(Entries taken from a collection)
BEGIN

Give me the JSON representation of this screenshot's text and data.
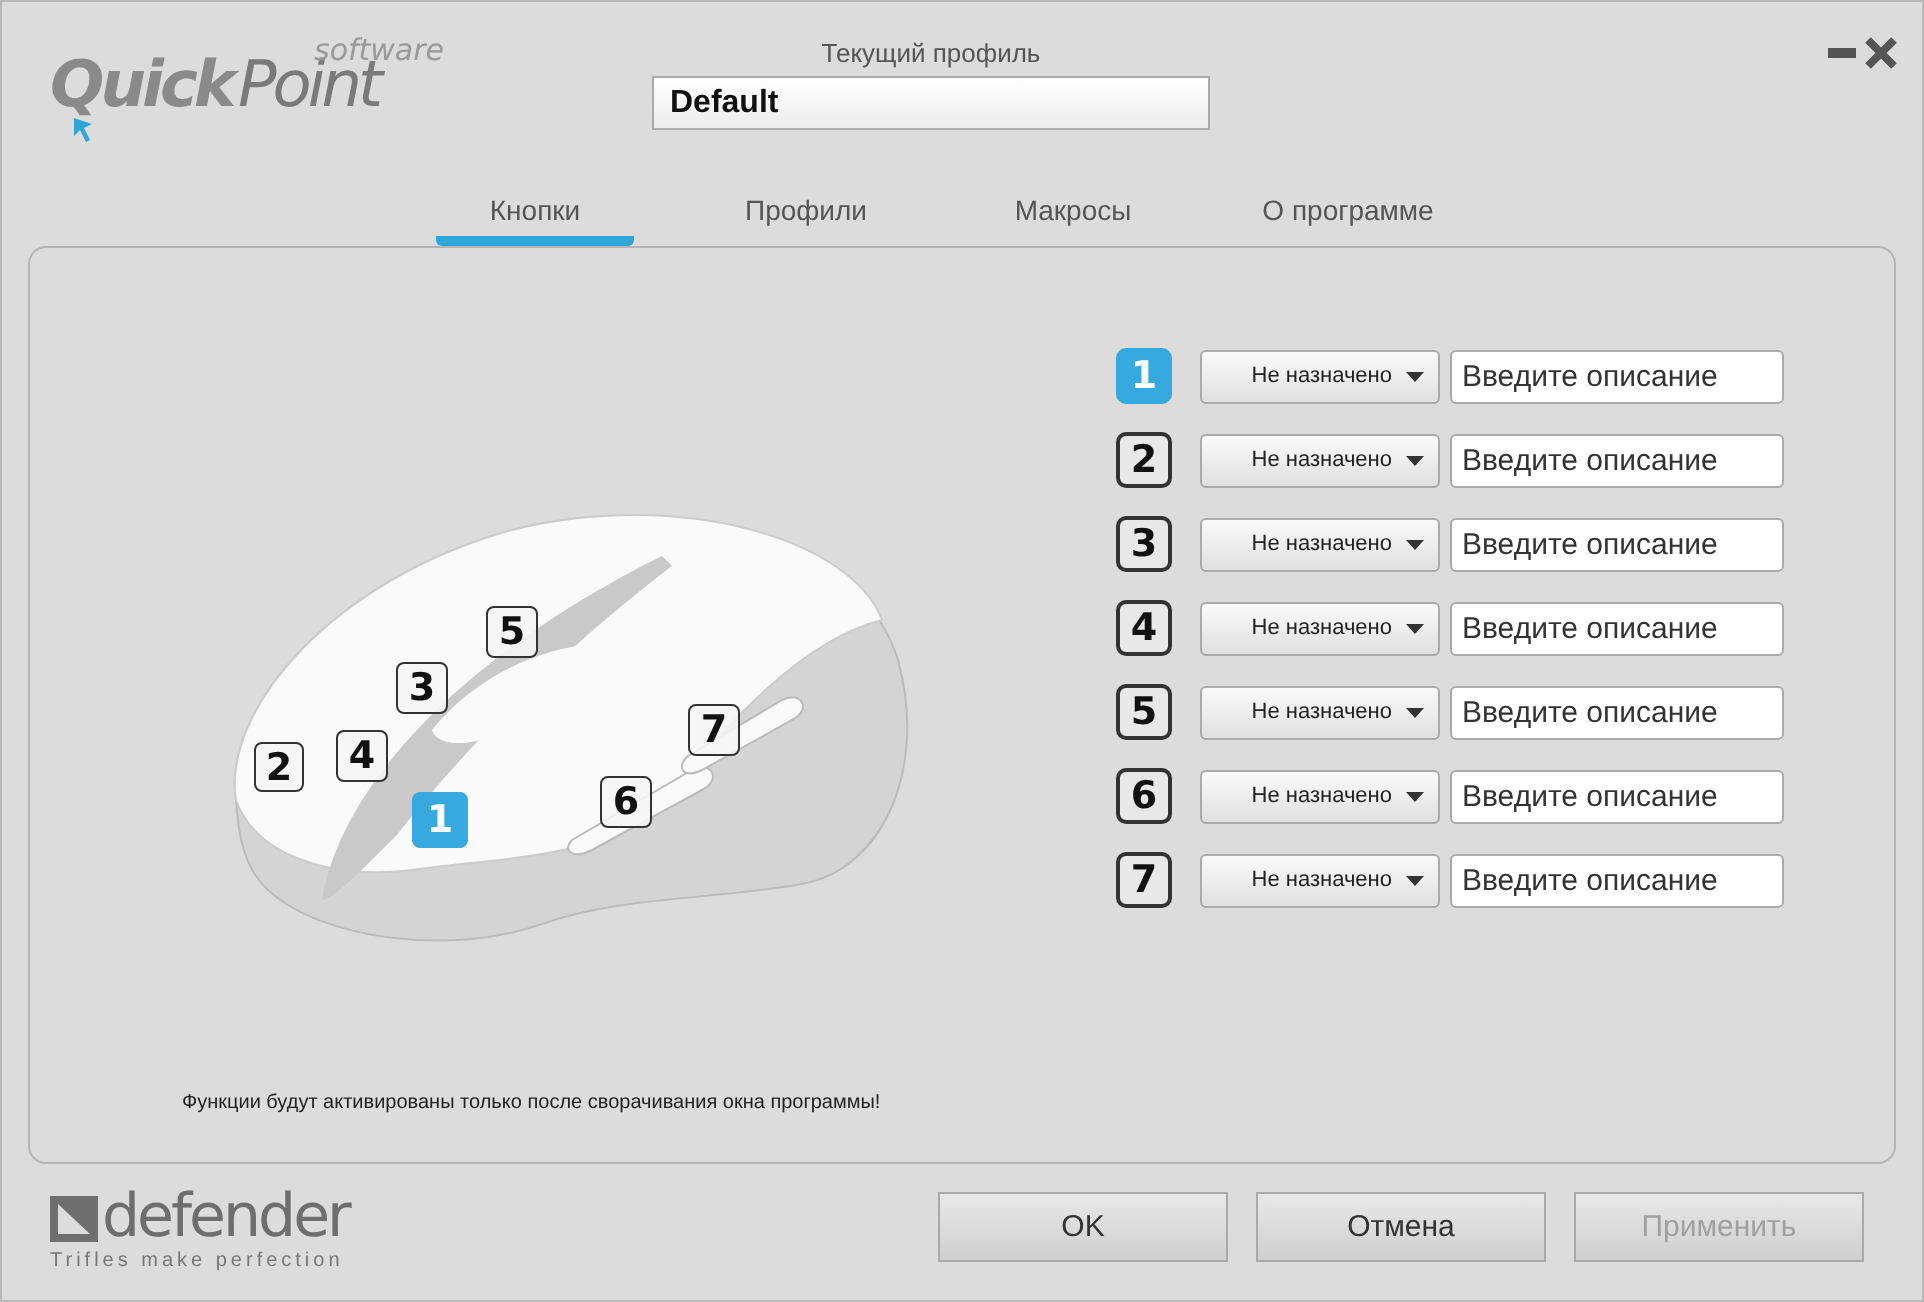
{
  "logo": {
    "word_1": "Quick",
    "word_2": "Point",
    "tagline": "software"
  },
  "window_controls": [
    {
      "kind": "minimize"
    },
    {
      "kind": "close"
    }
  ],
  "profile": {
    "label": "Текущий профиль",
    "value": "Default"
  },
  "tabs": [
    {
      "label": "Кнопки",
      "selected": true
    },
    {
      "label": "Профили",
      "selected": false
    },
    {
      "label": "Макросы",
      "selected": false
    },
    {
      "label": "О программе",
      "selected": false
    }
  ],
  "mouse_buttons": [
    {
      "number": "1",
      "selected": true
    },
    {
      "number": "2",
      "selected": false
    },
    {
      "number": "3",
      "selected": false
    },
    {
      "number": "4",
      "selected": false
    },
    {
      "number": "5",
      "selected": false
    },
    {
      "number": "6",
      "selected": false
    },
    {
      "number": "7",
      "selected": false
    }
  ],
  "assignments": [
    {
      "number": "1",
      "selected": true,
      "action": "Не назначено",
      "placeholder": "Введите описание"
    },
    {
      "number": "2",
      "selected": false,
      "action": "Не назначено",
      "placeholder": "Введите описание"
    },
    {
      "number": "3",
      "selected": false,
      "action": "Не назначено",
      "placeholder": "Введите описание"
    },
    {
      "number": "4",
      "selected": false,
      "action": "Не назначено",
      "placeholder": "Введите описание"
    },
    {
      "number": "5",
      "selected": false,
      "action": "Не назначено",
      "placeholder": "Введите описание"
    },
    {
      "number": "6",
      "selected": false,
      "action": "Не назначено",
      "placeholder": "Введите описание"
    },
    {
      "number": "7",
      "selected": false,
      "action": "Не назначено",
      "placeholder": "Введите описание"
    }
  ],
  "note": "Функции будут активированы только после сворачивания окна программы!",
  "brand": {
    "name": "defender",
    "slogan": "Trifles make perfection"
  },
  "buttons": [
    {
      "label": "OK",
      "disabled": false
    },
    {
      "label": "Отмена",
      "disabled": false
    },
    {
      "label": "Применить",
      "disabled": true
    }
  ]
}
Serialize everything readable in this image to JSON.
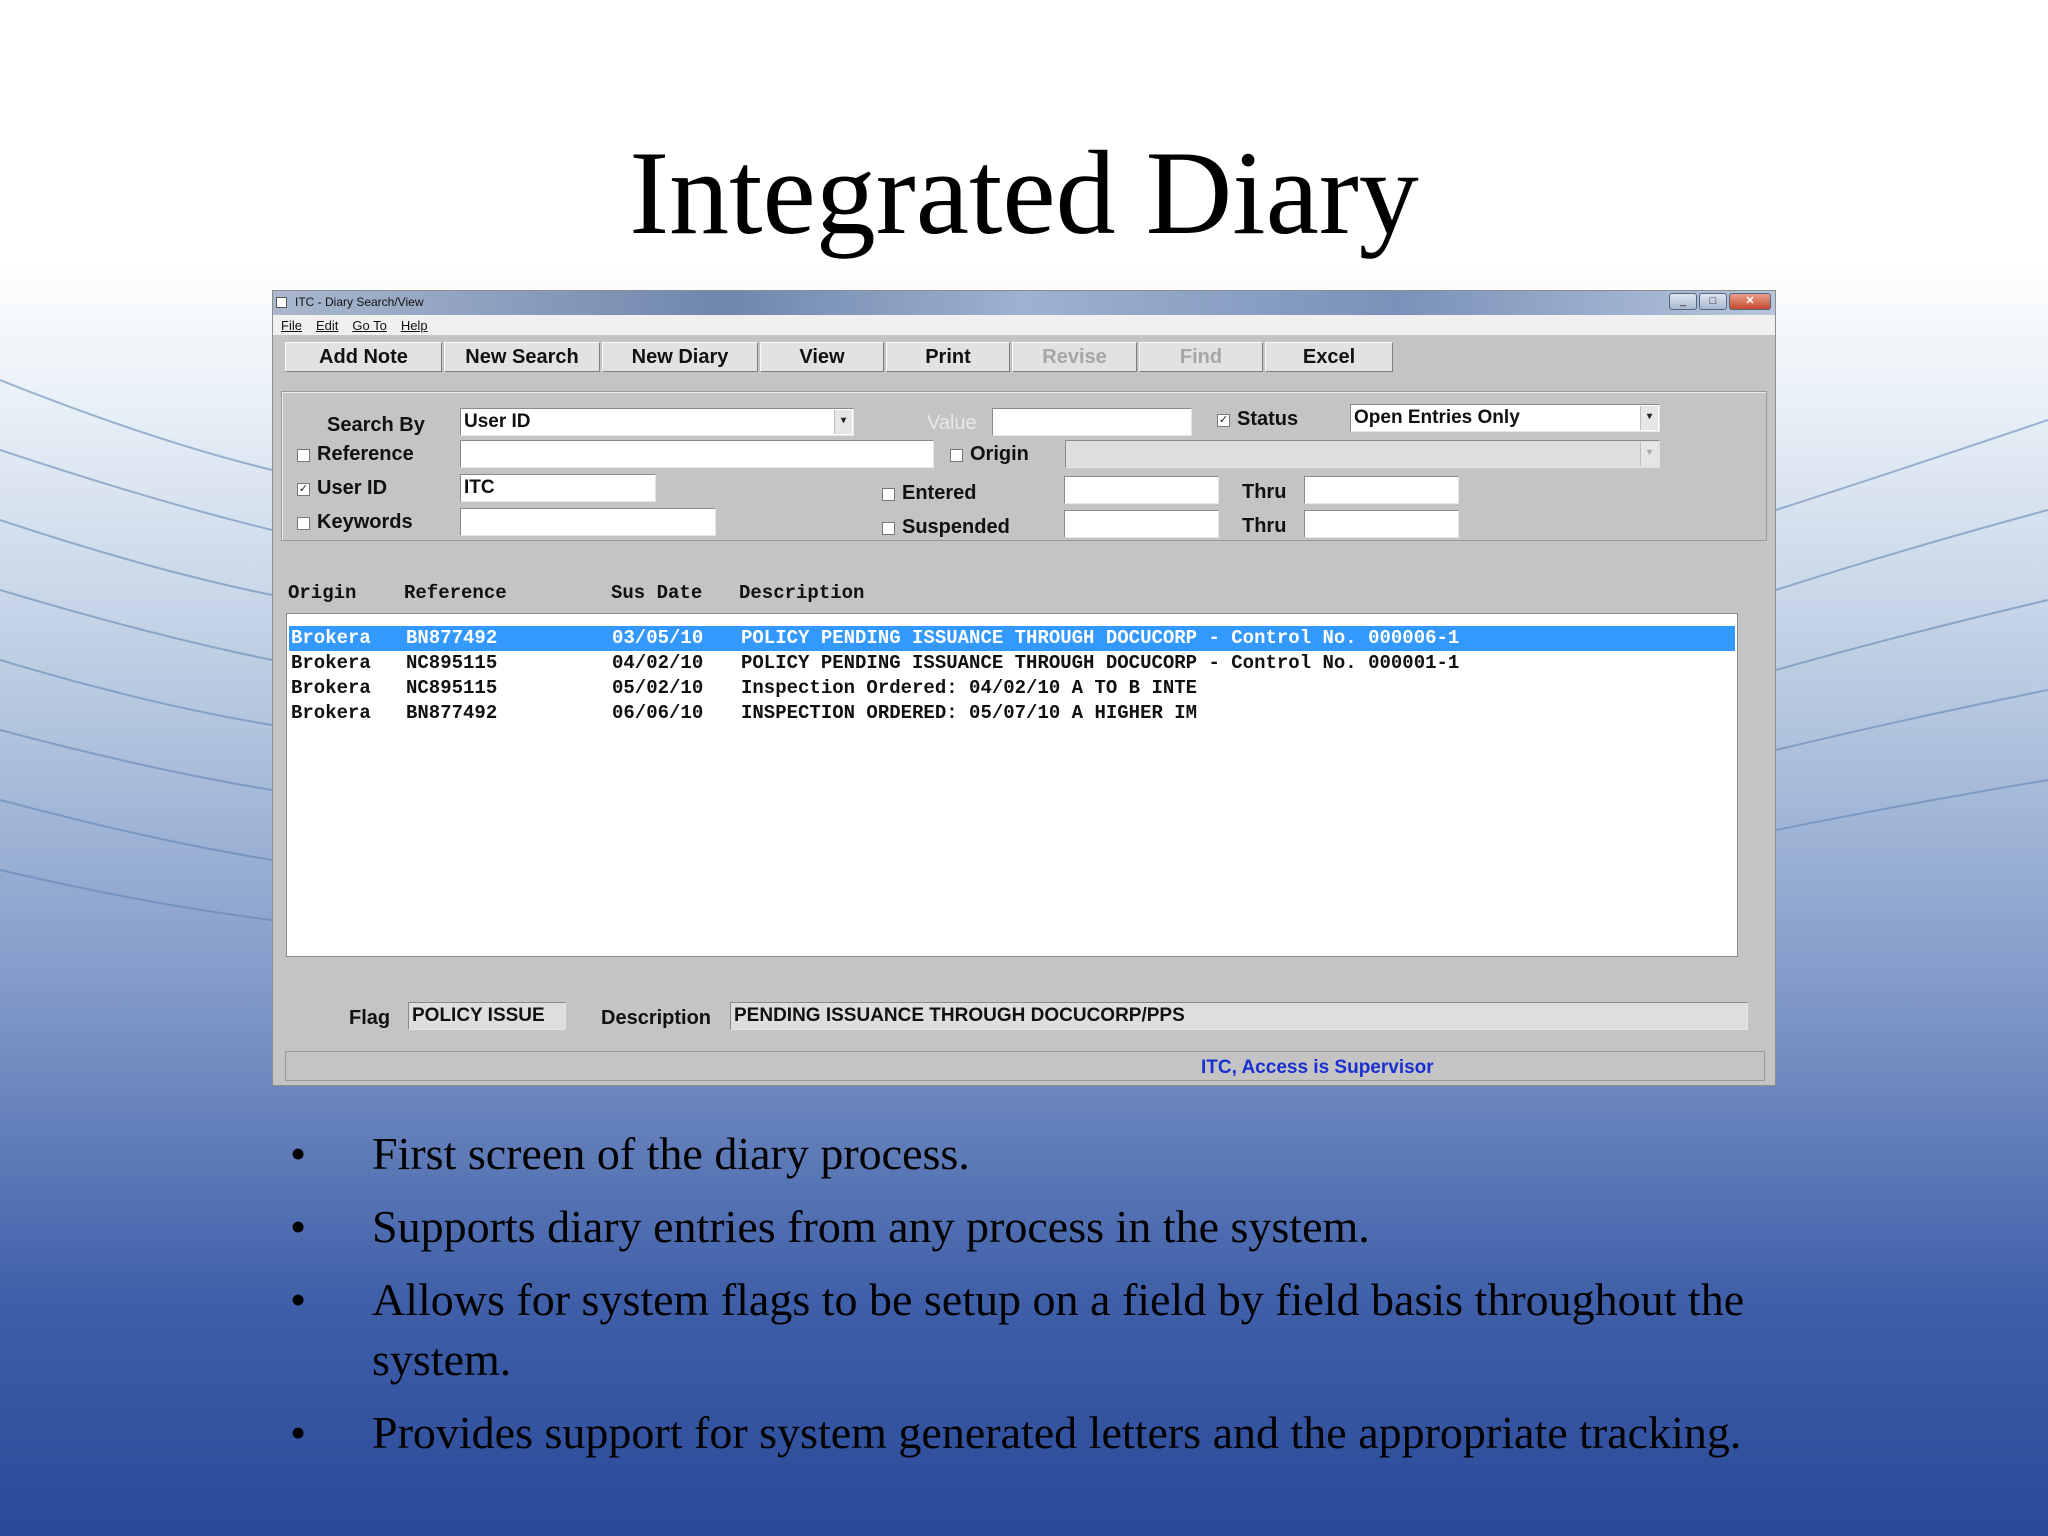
{
  "slide": {
    "title": "Integrated Diary",
    "bullets": [
      "First screen of the diary process.",
      "Supports diary entries from any process in the system.",
      "Allows for system flags to be setup on a field by field basis throughout the system.",
      "Provides support for system generated letters and the appropriate tracking."
    ]
  },
  "window": {
    "title": "ITC - Diary Search/View",
    "menu": [
      "File",
      "Edit",
      "Go To",
      "Help"
    ],
    "toolbar": {
      "add_note": "Add Note",
      "new_search": "New Search",
      "new_diary": "New Diary",
      "view": "View",
      "print": "Print",
      "revise": "Revise",
      "find": "Find",
      "excel": "Excel"
    }
  },
  "search": {
    "search_by_label": "Search By",
    "search_by_value": "User ID",
    "value_label": "Value",
    "value_value": "",
    "status_label": "Status",
    "status_checked": true,
    "status_value": "Open Entries Only",
    "reference_label": "Reference",
    "reference_checked": false,
    "reference_value": "",
    "origin_label": "Origin",
    "origin_checked": false,
    "origin_value": "",
    "user_id_label": "User ID",
    "user_id_checked": true,
    "user_id_value": "ITC",
    "entered_label": "Entered",
    "entered_checked": false,
    "entered_from": "",
    "entered_thru_label": "Thru",
    "entered_thru": "",
    "keywords_label": "Keywords",
    "keywords_checked": false,
    "keywords_value": "",
    "suspended_label": "Suspended",
    "suspended_checked": false,
    "suspended_from": "",
    "suspended_thru_label": "Thru",
    "suspended_thru": ""
  },
  "results": {
    "columns": [
      "Origin",
      "Reference",
      "Sus Date",
      "Description"
    ],
    "rows": [
      {
        "origin": "Brokera",
        "reference": "BN877492",
        "sus_date": "03/05/10",
        "description": "POLICY PENDING ISSUANCE THROUGH DOCUCORP - Control No. 000006-1",
        "selected": true
      },
      {
        "origin": "Brokera",
        "reference": "NC895115",
        "sus_date": "04/02/10",
        "description": "POLICY PENDING ISSUANCE THROUGH DOCUCORP - Control No. 000001-1",
        "selected": false
      },
      {
        "origin": "Brokera",
        "reference": "NC895115",
        "sus_date": "05/02/10",
        "description": "Inspection Ordered: 04/02/10 A TO B INTE",
        "selected": false
      },
      {
        "origin": "Brokera",
        "reference": "BN877492",
        "sus_date": "06/06/10",
        "description": "INSPECTION ORDERED: 05/07/10 A HIGHER IM",
        "selected": false
      }
    ]
  },
  "detail": {
    "flag_label": "Flag",
    "flag_value": "POLICY ISSUE",
    "description_label": "Description",
    "description_value": "PENDING ISSUANCE THROUGH DOCUCORP/PPS"
  },
  "status_bar": {
    "text": "ITC, Access is Supervisor"
  },
  "icons": {
    "dropdown": "chevron-down-icon",
    "checkbox_checked": "check-icon",
    "minimize": "minimize-icon",
    "maximize": "maximize-icon",
    "close": "close-icon"
  },
  "colors": {
    "selection": "#3399ff",
    "status_text": "#1a2fd0",
    "window_bg": "#c4c4c4"
  }
}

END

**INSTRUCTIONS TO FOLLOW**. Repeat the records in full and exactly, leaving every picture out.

**EXERCISE ANSWER**.
Give me the JSON representation of this screenshot's text and data.
{
  "logo": {
    "word_1": "Quick",
    "word_2": "Point",
    "tagline": "software"
  },
  "window_controls": [
    {
      "kind": "minimize"
    },
    {
      "kind": "close"
    }
  ],
  "profile": {
    "label": "Текущий профиль",
    "value": "Default"
  },
  "tabs": [
    {
      "label": "Кнопки",
      "selected": true
    },
    {
      "label": "Профили",
      "selected": false
    },
    {
      "label": "Макросы",
      "selected": false
    },
    {
      "label": "О программе",
      "selected": false
    }
  ],
  "mouse_buttons": [
    {
      "number": "1",
      "selected": true
    },
    {
      "number": "2",
      "selected": false
    },
    {
      "number": "3",
      "selected": false
    },
    {
      "number": "4",
      "selected": false
    },
    {
      "number": "5",
      "selected": false
    },
    {
      "number": "6",
      "selected": false
    },
    {
      "number": "7",
      "selected": false
    }
  ],
  "assignments": [
    {
      "number": "1",
      "selected": true,
      "action": "Не назначено",
      "placeholder": "Введите описание"
    },
    {
      "number": "2",
      "selected": false,
      "action": "Не назначено",
      "placeholder": "Введите описание"
    },
    {
      "number": "3",
      "selected": false,
      "action": "Не назначено",
      "placeholder": "Введите описание"
    },
    {
      "number": "4",
      "selected": false,
      "action": "Не назначено",
      "placeholder": "Введите описание"
    },
    {
      "number": "5",
      "selected": false,
      "action": "Не назначено",
      "placeholder": "Введите описание"
    },
    {
      "number": "6",
      "selected": false,
      "action": "Не назначено",
      "placeholder": "Введите описание"
    },
    {
      "number": "7",
      "selected": false,
      "action": "Не назначено",
      "placeholder": "Введите описание"
    }
  ],
  "note": "Функции будут активированы только после сворачивания окна программы!",
  "brand": {
    "name": "defender",
    "slogan": "Trifles make perfection"
  },
  "buttons": [
    {
      "label": "OK",
      "disabled": false
    },
    {
      "label": "Отмена",
      "disabled": false
    },
    {
      "label": "Применить",
      "disabled": true
    }
  ]
}
Serialize everything readable in this image to JSON.
{
  "slide": {
    "title": "Integrated Diary",
    "bullets": [
      "First screen of the diary process.",
      "Supports diary entries from any process in the system.",
      "Allows for system flags to be setup on a field by field basis throughout the system.",
      "Provides support for system generated letters and the appropriate tracking."
    ]
  },
  "window": {
    "title": "ITC - Diary Search/View",
    "menu": [
      "File",
      "Edit",
      "Go To",
      "Help"
    ],
    "toolbar": {
      "add_note": "Add Note",
      "new_search": "New Search",
      "new_diary": "New Diary",
      "view": "View",
      "print": "Print",
      "revise": "Revise",
      "find": "Find",
      "excel": "Excel"
    }
  },
  "search": {
    "search_by_label": "Search By",
    "search_by_value": "User ID",
    "value_label": "Value",
    "value_value": "",
    "status_label": "Status",
    "status_checked": true,
    "status_value": "Open Entries Only",
    "reference_label": "Reference",
    "reference_checked": false,
    "reference_value": "",
    "origin_label": "Origin",
    "origin_checked": false,
    "origin_value": "",
    "user_id_label": "User ID",
    "user_id_checked": true,
    "user_id_value": "ITC",
    "entered_label": "Entered",
    "entered_checked": false,
    "entered_from": "",
    "entered_thru_label": "Thru",
    "entered_thru": "",
    "keywords_label": "Keywords",
    "keywords_checked": false,
    "keywords_value": "",
    "suspended_label": "Suspended",
    "suspended_checked": false,
    "suspended_from": "",
    "suspended_thru_label": "Thru",
    "suspended_thru": ""
  },
  "results": {
    "columns": [
      "Origin",
      "Reference",
      "Sus Date",
      "Description"
    ],
    "rows": [
      {
        "origin": "Brokera",
        "reference": "BN877492",
        "sus_date": "03/05/10",
        "description": "POLICY PENDING ISSUANCE THROUGH DOCUCORP - Control No. 000006-1",
        "selected": true
      },
      {
        "origin": "Brokera",
        "reference": "NC895115",
        "sus_date": "04/02/10",
        "description": "POLICY PENDING ISSUANCE THROUGH DOCUCORP - Control No. 000001-1",
        "selected": false
      },
      {
        "origin": "Brokera",
        "reference": "NC895115",
        "sus_date": "05/02/10",
        "description": "Inspection Ordered: 04/02/10 A TO B INTE",
        "selected": false
      },
      {
        "origin": "Brokera",
        "reference": "BN877492",
        "sus_date": "06/06/10",
        "description": "INSPECTION ORDERED: 05/07/10 A HIGHER IM",
        "selected": false
      }
    ]
  },
  "detail": {
    "flag_label": "Flag",
    "flag_value": "POLICY ISSUE",
    "description_label": "Description",
    "description_value": "PENDING ISSUANCE THROUGH DOCUCORP/PPS"
  },
  "status_bar": {
    "text": "ITC, Access is Supervisor"
  },
  "icons": {
    "dropdown": "chevron-down-icon",
    "checkbox_checked": "check-icon",
    "minimize": "minimize-icon",
    "maximize": "maximize-icon",
    "close": "close-icon"
  },
  "colors": {
    "selection": "#3399ff",
    "status_text": "#1a2fd0",
    "window_bg": "#c4c4c4"
  }
}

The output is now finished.